Although Blakeney doesn’t have any friends who actively participate in the challenge, she has made friends through it. Blakeney said her biggest challenge thus far has been finding the time to sit down and write. However, to help herself get words on paper, she uses a technique called sprinting, which involves setting a timer for 10 to 30 minutes and writing nonstop the entire time.
When it comes to planning, Blakeney, Wiegersma and Smith all said they tend to be pantsers, meaning they either plan nothing or very little in advance.
Smith said she usually comes up with three ideas before writing, and as the process continues throughout the month, two usually fall through for different reasons, such as the characters not being interesting enough. On the other hand, Wiegersma said he draws inspiration from a dream notebook and online prompt generators.
Blakeney said this year’s National Novel Writing Month is the first one she’s planned for.
“This year, I actually wrote fleshed-out character sheets for my four major characters and one minor character,” Blakeney said. “I wrote out plot beats using the save the cat system that I learned in screenwriting, and I was able to adapt it to novel writing surprisingly well.”
The save the cat system is a method typically used in screenwriting, which consists of beats that take place in three acts that include things such as the catalyst, bad-guys close in and dark night of the soul.
As seasoned National Novel Writing Month participants, all three offered advice to those participating in this year’s challenge.
Wiegersma said to keep going and not give up once someone has started a novel. He also encouraged individuals to attend the events happening around town this month so they can build up a local support system.
Smith encourages participants to write as fast as they can during the month, because doing so allows self-editing and critiquing to stop.
“You get to a point where you’re writing too fast, and that’s when the really good stuff comes out,” Smith said. “All of a sudden, this weird twist will come up that you never thought of or knew about, because it was lurking in your subconscious somewhere.”
Additionally, Blakeney said other participants should not worry about the quality of writing they produce during the span of the month as it is usually the first draft. She also encourages writers to not focus on self-editing, because it can throw them off.

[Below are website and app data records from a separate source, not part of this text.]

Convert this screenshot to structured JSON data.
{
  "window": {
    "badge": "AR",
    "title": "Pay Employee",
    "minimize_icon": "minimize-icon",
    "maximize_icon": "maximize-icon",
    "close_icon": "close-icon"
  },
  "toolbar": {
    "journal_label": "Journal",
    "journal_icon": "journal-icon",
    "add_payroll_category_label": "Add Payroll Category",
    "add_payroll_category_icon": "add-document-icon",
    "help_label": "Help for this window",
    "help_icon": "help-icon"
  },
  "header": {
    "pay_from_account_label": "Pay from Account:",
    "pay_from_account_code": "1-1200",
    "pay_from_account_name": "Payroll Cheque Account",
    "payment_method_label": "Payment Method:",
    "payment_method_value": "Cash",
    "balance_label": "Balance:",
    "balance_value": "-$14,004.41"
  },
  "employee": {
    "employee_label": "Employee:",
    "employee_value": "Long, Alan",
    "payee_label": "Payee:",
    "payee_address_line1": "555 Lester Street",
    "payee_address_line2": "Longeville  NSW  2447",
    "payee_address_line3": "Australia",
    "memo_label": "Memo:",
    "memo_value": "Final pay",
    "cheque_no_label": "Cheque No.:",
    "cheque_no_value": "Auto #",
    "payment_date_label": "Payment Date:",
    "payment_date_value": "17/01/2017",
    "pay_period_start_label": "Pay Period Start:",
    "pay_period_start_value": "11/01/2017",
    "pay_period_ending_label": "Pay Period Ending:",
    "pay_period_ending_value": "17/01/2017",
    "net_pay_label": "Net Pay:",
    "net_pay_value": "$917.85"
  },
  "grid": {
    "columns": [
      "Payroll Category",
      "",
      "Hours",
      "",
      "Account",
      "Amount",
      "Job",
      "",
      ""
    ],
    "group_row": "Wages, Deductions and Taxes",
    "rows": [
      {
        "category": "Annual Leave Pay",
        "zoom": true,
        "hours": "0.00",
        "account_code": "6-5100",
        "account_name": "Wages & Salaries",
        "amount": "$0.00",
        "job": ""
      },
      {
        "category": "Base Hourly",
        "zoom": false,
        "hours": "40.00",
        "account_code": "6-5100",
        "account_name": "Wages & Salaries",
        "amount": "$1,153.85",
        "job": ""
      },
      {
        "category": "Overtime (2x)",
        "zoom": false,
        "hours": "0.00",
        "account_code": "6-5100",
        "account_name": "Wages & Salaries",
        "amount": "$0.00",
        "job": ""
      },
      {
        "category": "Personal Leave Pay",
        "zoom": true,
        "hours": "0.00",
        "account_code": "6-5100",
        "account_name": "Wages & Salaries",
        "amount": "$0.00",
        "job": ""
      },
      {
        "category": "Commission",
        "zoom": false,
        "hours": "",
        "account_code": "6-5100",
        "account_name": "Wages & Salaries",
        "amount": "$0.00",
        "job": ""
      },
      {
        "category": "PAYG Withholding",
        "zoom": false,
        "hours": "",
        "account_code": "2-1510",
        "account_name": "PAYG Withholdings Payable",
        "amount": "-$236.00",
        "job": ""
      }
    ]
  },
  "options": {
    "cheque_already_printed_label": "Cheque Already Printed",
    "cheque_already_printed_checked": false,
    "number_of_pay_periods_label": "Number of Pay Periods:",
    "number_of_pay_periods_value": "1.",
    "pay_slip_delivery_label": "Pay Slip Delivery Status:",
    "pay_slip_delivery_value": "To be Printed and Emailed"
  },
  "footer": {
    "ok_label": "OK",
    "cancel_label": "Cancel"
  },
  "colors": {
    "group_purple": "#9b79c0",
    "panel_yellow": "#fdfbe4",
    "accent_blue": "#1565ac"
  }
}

Overall, National Novel Writing Month provides both beginner and seasoned writers the opportunity to try something that challenges them creatively, while also allowing them to meet other local writers and communicate with people from around the globe. It serves as a reminder to writers that if they challenge themselves creatively, they can complete something that might not have seemed possible.